The community was named after Trinity College, which later became Duke University. The "World's Longest Hot Wheels Track" was built at the Kyle Petty Farm in Trinity, North Carolina, on May 9, 1999. Sealy Corporation, the world’s largest manufacturer of bedding products with sales of $1.2 billion in 2003, is headquartered in Trinity, North Carolina. Former baseball player Gil English died in Trinity, North Carolina. Trinity is also home to NASCAR Nextel Cup Series drivers Bobby Labonte and Kyle Petty.

Trinity College, later Duke University, started as Brown's Schoolhouse, a private subscription school founded in 1838. The school was organized by a group of Methodists and Quakers, and in 1841 North Carolina issued a charter for Union Institute Academy. The school took the name Trinity College in 1859, and in 1892, Trinity moved to Durham.

Geography

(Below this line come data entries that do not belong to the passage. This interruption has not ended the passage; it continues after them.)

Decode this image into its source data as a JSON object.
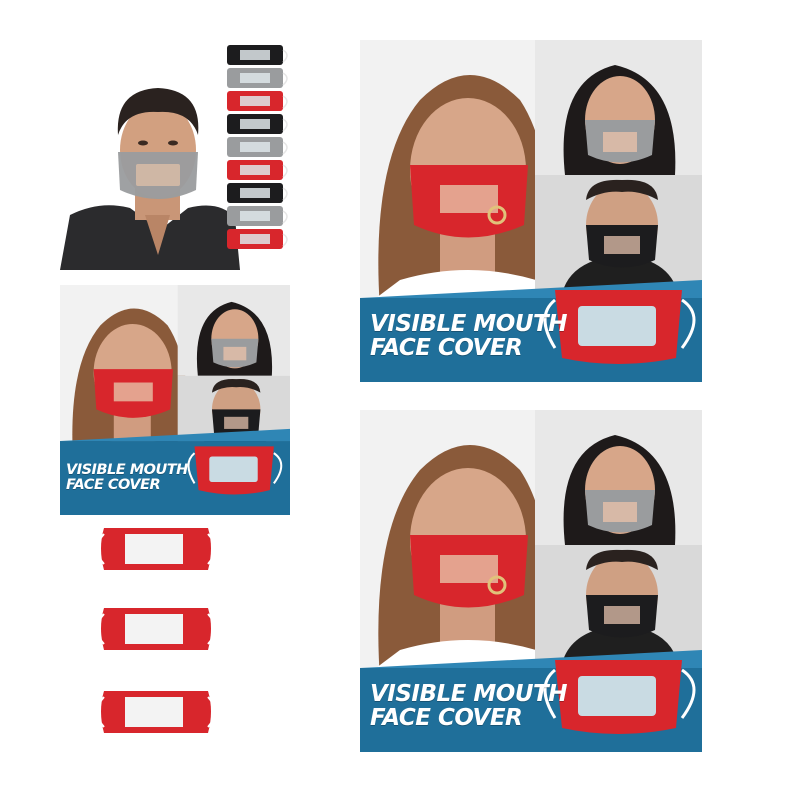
{
  "collage": {
    "banner_line1": "VISIBLE MOUTH",
    "banner_line2": "FACE COVER"
  },
  "colors": {
    "mask_red": "#d8262c",
    "mask_gray": "#9a9c9e",
    "mask_black": "#1c1c1e",
    "banner_blue": "#1f6f9a",
    "window_clear": "#c9dbe3"
  },
  "mask_pack_colors": [
    "black",
    "gray",
    "red",
    "black",
    "gray",
    "red",
    "black",
    "gray",
    "red"
  ]
}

Trinity is located at 35°52′25″N 80°0′37″W / 35.87361°N 80.01028°W / 35.87361; -80.01028 (35.873522, -80.010158)[3].

According to the United States Census Bureau, the city has a total area of 17.0 square miles (44.0 km²), of which, 16.9 square miles (43.8 km²) of it is land and 0.1 square miles (0.3 km²) of it (0.59%) is water.

Demographics

As of the census[1] of 2000, there were 6,690 people, 2,638 households, and 2,057 families residing in the city. The population density was 395.9 people per square mile (152.8/km²). There were 2,759 housing units at an average density of 163.3/sq mi (63.0/km²). The racial composition of the city was: 93.05% White, 5.04% Black or African American, 0.91% Hispanic or Latino American, 0.54% Asian American, 0.63% Native American, 0.01% Native Hawaiian or Other Pacific Islander, 0.33% some other race, and 0.40% two or more races.

Full article ▸

related documents
Thrall, Texas
Hackensack, Minnesota
Boonville, Indiana
Glasco, Kansas
Calhoun, Kentucky
Belgrade, Montana
LaFayette, Georgia
Crosby, North Dakota
Ness City, Kansas
Palos Hills, Illinois
Royse City, Texas
Palmetto, Georgia
Hohenwald, Tennessee
Galena, Missouri
Leakey, Texas
Portland, Indiana
Jenkins, Minnesota
Harris, Minnesota
Strong City, Kansas
Biwabik, Minnesota
Salem, Illinois
Stewartville, Minnesota
Henderson, North Carolina
Mayer, Minnesota
Braswell, Georgia
Owenton, Kentucky
Morgan, Georgia
Colmesneil, Texas
Skyline, Minnesota
Perham, Minnesota